Thu-Dec. 9- 4:10 p.m. -The Senate has just rejected an attempt to bring the defense authorization bill to the floor, effectively killing the prospects for repealing Don’t Ask, Don’t Tell this year, and likely for years to come.
The vote was 57 to 40.
It could not be determined immediately which three senators did not vote. Most moderate Republicans, including Massachusetts’ Scott Brown, Illinois’ Mark Kirk, and Maine Senator Olympia Snowe, voted against allowing the bill to the floor. Republican Senator Susan Collins, who was a chief negotiator for trying to get the bill to the floor, voted for cloture.

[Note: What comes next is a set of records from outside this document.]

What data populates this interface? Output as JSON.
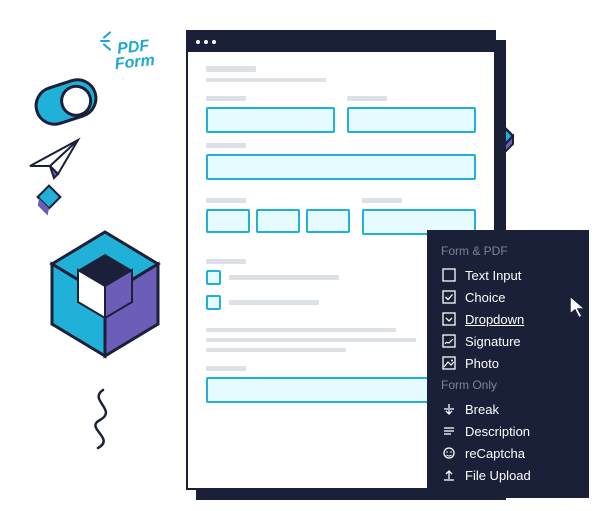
{
  "decor": {
    "pdf_label_line1": "PDF",
    "pdf_label_line2": "Form"
  },
  "menu": {
    "header1": "Form & PDF",
    "header2": "Form Only",
    "items_formpdf": [
      {
        "label": "Text Input",
        "icon": "text-input-icon"
      },
      {
        "label": "Choice",
        "icon": "choice-icon"
      },
      {
        "label": "Dropdown",
        "icon": "dropdown-icon",
        "selected": true
      },
      {
        "label": "Signature",
        "icon": "signature-icon"
      },
      {
        "label": "Photo",
        "icon": "photo-icon"
      }
    ],
    "items_formonly": [
      {
        "label": "Break",
        "icon": "break-icon"
      },
      {
        "label": "Description",
        "icon": "description-icon"
      },
      {
        "label": "reCaptcha",
        "icon": "recaptcha-icon"
      },
      {
        "label": "File Upload",
        "icon": "file-upload-icon"
      }
    ]
  }
}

It was a dramatic finish and, undoubtedly, viewers saw on the Senate floor just the tip of the iceberg in negotiations that sought to bring about repeal of the military’s ban on openly gay servicemembers.
Senate Majority Leader Harry Reid took to the floor at about 3 o’clock, saying he had had tried “every possible way to move forward” on the defense authorization bill, which contains language to repeal Don’t Ask, Don’t Tell. But in the end, said Reid, Republicans were clearly bent on killing the repeal.
“I’ve bent over backwards, but it’s clear that Republicans…don’t want to have a vote on [Don’t Ask, Don’t Tell],” said Reid, “and they’re doing whatever they can to stand in the way of this bill.”
But Collins, who has been the considered a deal-maker for Republicans on the measure, rush to the floor following Reid’s remarks and suggested she was baffled at Reid’s decision to call for reconsideration of last September’s failed vote to break the Republican-led filibuster on the measure.
“I want to vote to proceed to this bill,” said Collins, saying it was a “vitally important bill.”
“I just do not understand why we can’t proceed along a path that will bring us to success and allow us to get the 60 votes to proceed,” she said. “I’m willing to be one of those votes. I thought we were extremely close.”
Reid complimented Collins for her efforts and said she was not the problem. The problem, he said, was the GOP’s announced determination to obstruct consideration of any legislation until Congress passed a Republican-backed tax cut extension.
Gay groups working for passage of the DADT repeal measure were deeply disappointed.
Aubrey Sarvis, head of the Servicemembers Legal Defense Network (SLDN), called it an outrage and urged the Senate to stay in session “to find another path for repeal to get done in the lame-duck.”
“While difficult,” acknowledged Sarvis, “realistic options still exist for advocates and Senators to move repeal this year.” It’s not clear what those options are. Most observers have made clear that if the Senate rejected the motion to send the Defense bill to the floor, the repeal of DADT was effectively dead for this Congressional session. The next Congressional session includes a Congressional make-up that provides very few prospects for passage of the legislation.